Morgana Carroll

Tooth + Tusk Exhibit at the MCE.

Morgana Carroll, Scene Editor

History and artifact enthusiasts gathered in the Brooks Library parking lot on the morning of Oct. 1 for the eighth annual Archive Crawl. This event offers a tour of the archives and museums in Ellensburg while attendees listen to archivists and curators share their collections. 

The event was sponsored by CWU libraries, the Museum of Culture & Environment (MCE), the Central Branch of Washington State Archives, the Kittitas County Historical Museum, and the Ellensburg Public Library & Archives. The tour included all of the sponsors and ended with a visit to the MCE.

According to University Archivist Julia Stringfellow, while the difference between archives and museums can vary, the main difference is typical in the type of artifacts they have in their collections.
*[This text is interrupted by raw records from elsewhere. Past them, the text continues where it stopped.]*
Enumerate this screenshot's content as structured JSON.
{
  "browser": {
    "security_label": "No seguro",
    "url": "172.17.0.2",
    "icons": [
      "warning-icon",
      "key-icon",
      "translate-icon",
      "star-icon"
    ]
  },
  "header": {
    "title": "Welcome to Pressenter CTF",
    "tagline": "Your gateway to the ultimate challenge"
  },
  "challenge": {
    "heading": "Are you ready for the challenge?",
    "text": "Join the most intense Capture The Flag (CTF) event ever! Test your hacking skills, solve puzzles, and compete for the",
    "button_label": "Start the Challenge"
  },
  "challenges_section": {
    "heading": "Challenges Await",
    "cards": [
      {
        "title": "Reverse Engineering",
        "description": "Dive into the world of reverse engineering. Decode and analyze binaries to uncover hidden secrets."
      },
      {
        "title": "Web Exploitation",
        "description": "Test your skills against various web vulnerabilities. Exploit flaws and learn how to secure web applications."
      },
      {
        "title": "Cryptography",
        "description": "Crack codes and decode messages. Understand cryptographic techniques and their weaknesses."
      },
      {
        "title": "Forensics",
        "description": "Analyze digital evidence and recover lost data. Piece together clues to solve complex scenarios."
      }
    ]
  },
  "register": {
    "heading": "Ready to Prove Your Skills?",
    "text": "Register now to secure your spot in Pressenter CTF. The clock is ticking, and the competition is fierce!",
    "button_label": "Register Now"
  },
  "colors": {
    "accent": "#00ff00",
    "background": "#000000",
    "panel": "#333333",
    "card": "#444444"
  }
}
Archives usually consist of paper documents and correspondences, while museums usually have more three-dimensional displays and artifacts. 

Stringfellow said that there are some notable exceptions, such as larger museums like the Smithsonian having their own archive section.

Students viewing MCE Tooth + Tusk Exhibit. (Morgana Carroll)

Megan Stanley, sophomore in health management, said that she went on the crawl because she has an interest in history. Most of the students who went on the trip were in museum studies. 

Museum Collections Manager Lynn Bethke said one of the goals of the crawl was to raise awareness for the museums and archives in town during American Archives Month.

“The importance is about raising awareness of all these different organizations that have similar goals, preserving history and sharing stories of the past and the present,” Bethke said. 

Stanley said that she didn’t know about most of the organizations, so she was glad that she had seen them on this trip.

“I’ve been to the County Historical Museum before but that was it. I’d never been in the back room of the museum of culture. I’ve never been to the Seattle Archives. I’d never been to the Washington State Archives that were just across the street,” Stanley said. 

Bethke said that she enjoys getting to see the attendees experience the in-depth look. 

“My favorite part of the crawl is seeing people’s reactions,” Bethke said. “When people get to go behind the scenes of a museum it’s a different experience.” 

Stringfellow said that her favorite part of the crawl was seeing the public library’s collection of Manastash Ridge journals.

Museum attendees view Tooth + Tusk exhibit at MCE. (Morgana Carroll)

“If you climb up the Manastash Ridge there’s a book on the top that you can sign,” Stringfellow said. “The public library has all of those, going back to the ‘70s.”

Stanley said that for her, the most memorable part was a story she heard at the County Historical Museum about a woman who became an urban legend. 

“They went off about this woman who lived in this house and she went crazy and killed her husband and went to the asylum, and then she escaped and no one ever saw her again. If you see her on the side of the road don’t pick her up, she’s a ghost or something like that.”

Stringfellow said the most memorable part for her was, “One thing people like to do is, across the street at the Washington State Archives they have jail records, so they’ll ask can you go through the records to see if my family member was here.”  

Stanley said that her favorite part of the crawl was getting to see the unique history that Kittitas County has and seeing how passionate the curators and archivists were when they talked about the history behind their collections.

“It’s important because it’s knowledge we take for granted because we can find this information pretty easily,” Stanley said. “How did places like Ancestry.com get a hold of those records? Because places like this keep track of them.”